§ PROBLEM DESCRIPTION:
If a line in the entries below includes "this", show that line.
SOURCE MATERIAL START
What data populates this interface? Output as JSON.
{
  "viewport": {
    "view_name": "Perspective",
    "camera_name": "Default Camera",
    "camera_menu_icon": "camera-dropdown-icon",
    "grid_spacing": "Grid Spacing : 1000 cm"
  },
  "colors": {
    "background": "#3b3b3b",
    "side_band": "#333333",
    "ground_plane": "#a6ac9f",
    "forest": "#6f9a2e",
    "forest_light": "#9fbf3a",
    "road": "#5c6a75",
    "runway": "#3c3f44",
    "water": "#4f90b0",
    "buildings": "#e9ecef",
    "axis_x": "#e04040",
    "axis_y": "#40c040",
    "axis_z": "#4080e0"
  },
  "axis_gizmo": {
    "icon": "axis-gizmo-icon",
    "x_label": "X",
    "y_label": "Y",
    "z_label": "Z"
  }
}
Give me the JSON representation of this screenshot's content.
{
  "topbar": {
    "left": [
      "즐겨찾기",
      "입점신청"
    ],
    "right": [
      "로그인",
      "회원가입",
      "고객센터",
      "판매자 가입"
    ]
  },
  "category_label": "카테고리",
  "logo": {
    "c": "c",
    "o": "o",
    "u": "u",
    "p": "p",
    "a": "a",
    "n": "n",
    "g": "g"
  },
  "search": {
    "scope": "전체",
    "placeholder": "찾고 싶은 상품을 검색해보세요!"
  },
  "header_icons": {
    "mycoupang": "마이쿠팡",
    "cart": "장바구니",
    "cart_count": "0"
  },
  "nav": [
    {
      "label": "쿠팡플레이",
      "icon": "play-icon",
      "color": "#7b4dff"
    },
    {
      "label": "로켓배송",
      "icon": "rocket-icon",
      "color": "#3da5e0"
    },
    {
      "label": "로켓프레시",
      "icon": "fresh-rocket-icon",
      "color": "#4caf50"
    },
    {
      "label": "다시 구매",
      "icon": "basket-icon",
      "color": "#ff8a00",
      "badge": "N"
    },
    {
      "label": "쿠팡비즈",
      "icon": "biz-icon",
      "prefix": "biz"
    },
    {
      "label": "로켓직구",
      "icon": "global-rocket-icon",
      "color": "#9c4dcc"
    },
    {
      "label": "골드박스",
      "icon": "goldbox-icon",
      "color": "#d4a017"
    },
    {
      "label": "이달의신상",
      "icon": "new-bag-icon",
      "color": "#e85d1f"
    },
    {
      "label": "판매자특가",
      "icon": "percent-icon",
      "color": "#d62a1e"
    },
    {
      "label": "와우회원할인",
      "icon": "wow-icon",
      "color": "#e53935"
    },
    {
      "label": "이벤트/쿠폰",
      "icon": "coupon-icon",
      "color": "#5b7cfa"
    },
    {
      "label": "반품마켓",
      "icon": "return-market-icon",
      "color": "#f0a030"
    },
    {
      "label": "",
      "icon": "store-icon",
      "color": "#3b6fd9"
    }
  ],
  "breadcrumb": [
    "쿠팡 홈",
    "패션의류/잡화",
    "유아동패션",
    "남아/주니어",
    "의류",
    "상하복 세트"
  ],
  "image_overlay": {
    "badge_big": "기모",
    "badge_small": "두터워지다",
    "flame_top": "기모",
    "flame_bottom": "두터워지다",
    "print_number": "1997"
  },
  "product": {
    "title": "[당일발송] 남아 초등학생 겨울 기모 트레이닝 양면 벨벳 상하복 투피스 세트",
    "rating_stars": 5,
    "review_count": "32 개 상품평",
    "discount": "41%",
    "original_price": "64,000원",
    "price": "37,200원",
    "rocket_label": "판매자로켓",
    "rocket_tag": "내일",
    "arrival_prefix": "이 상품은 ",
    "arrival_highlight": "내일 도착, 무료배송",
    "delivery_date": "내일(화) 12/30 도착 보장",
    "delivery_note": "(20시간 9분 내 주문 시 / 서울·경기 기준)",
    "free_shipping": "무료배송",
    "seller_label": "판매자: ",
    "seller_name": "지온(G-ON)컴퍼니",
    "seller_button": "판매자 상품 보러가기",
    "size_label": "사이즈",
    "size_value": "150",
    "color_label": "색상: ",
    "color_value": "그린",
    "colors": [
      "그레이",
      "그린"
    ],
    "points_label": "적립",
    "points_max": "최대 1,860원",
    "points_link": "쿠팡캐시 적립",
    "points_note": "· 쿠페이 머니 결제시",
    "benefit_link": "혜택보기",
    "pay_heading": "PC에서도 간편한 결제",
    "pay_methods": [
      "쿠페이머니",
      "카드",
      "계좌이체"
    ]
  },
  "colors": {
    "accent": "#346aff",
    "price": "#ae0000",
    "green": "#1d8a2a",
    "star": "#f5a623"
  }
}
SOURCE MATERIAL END
§ ANSWER:
What data populates this interface? Output as JSON.
Give me the JSON representation of this screenshot's content.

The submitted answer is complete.